“You don’t know nothin’ about being poor,” she told the girl. “Father’s a fancy doctor, down there in Madison, where all them snooty intellectuals live. Oh yes, never had a day when there wasn’t meat and potatoes on the table. Never had to wonder whether the rice and beans would hold out for another day. And never had the worry of a colicky baby cryin’ day and night in the house. But the worst of it all was the wind. Didn’t never stop blowing, those days—and it didn’t cool things down, neither. Like a blast from a hot oven, it was, and it like to have burned you, that’s how hot it was. It was like the devil himself blowing over the land. Lasted all day, and the sound got into you. Seems like there wasn’t nowhere you could escape it: a constant, nagging howl. That and the baby’s cryin’ seemed to be all that a body could hear, and you’d step outside and that blast of wind would hit you, and you’d swear that you were nigh on burning to a crisp. Well, you just prayed you’d get to evening, see the sun set down, and get a little relief. But it never got no cooler, and the wind completely died. So you sat on that damn porch and wondered how in the Lord you was gonna get through another day of this, ‘cause you knew that tomorrow wasn’t going to be no better. And I’d look over at Ed and think, ‘Lordy, is this the man I married?’ ‘Cause he was lookin’ so old, now, like he’d never been anything but a dried up, withered old man. Used to wonder what I’d done to the man, to make him so sad and unhappy.
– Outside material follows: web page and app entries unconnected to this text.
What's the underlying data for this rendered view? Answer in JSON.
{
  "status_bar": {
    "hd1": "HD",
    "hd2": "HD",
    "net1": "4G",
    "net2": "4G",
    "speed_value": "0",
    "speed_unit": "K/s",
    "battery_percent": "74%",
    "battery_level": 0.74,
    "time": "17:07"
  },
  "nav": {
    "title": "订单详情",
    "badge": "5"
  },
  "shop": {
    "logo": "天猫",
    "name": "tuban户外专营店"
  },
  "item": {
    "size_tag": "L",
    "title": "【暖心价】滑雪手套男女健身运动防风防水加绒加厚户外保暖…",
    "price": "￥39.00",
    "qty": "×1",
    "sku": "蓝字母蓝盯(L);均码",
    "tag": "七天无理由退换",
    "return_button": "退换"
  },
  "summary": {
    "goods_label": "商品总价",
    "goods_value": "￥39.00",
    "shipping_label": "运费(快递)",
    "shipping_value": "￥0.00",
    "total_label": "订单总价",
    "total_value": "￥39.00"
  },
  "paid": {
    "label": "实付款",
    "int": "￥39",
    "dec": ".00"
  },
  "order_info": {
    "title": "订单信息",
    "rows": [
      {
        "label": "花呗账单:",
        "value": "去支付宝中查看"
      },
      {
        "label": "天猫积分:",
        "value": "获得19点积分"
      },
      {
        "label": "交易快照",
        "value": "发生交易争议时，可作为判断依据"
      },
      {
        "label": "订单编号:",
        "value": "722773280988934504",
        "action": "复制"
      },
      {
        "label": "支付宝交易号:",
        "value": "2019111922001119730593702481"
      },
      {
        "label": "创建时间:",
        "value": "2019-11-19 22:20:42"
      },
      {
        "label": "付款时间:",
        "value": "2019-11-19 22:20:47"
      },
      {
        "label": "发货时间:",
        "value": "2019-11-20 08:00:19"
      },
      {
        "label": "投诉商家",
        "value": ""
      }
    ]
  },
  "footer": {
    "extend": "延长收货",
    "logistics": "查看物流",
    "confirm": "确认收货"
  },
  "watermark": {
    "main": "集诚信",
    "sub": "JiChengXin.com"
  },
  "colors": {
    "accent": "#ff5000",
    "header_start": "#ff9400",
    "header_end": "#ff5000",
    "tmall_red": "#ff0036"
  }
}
Beaten, really, and just going through the motions of getting’ through the days.”
“Hard to know,” she said, “who had it worse. The menfolk were hit hard—worse than they had ever had it. But the women had to scrounge for whatever there was to put on the table, and then they had to see their men all silent and beaten up. And the worst of it was that you couldn’t say nothin’ cheerful, nothin’ to lift the spirits. ‘Cause if you said, ‘don’t worry, it’ll surely rain soon,’ well, that’s what you’d been saying for years, and when had that ever come true? And you couldn’t stand to see the look on your husband’s face, since both you and him knew it wasn’t true. Oh yes, awful, awful years.”
‘It’s so fucking boring,’ thought Joan. ‘Every night, on and on, like I hadn’t heard it a million times. Why do old people think kids never had it tough? Why do they get to have a monopoly on suffering? They had nothing, we have everything. Christ, I’ll be glad when I’m out of the clutches of this old lunatic.’
Outside, the wind howled and raged; the storm was nowhere near abating. As if by divine command, both Joan and Mary Ann looked out, just as a bolt of lightening split the century-old oak in two.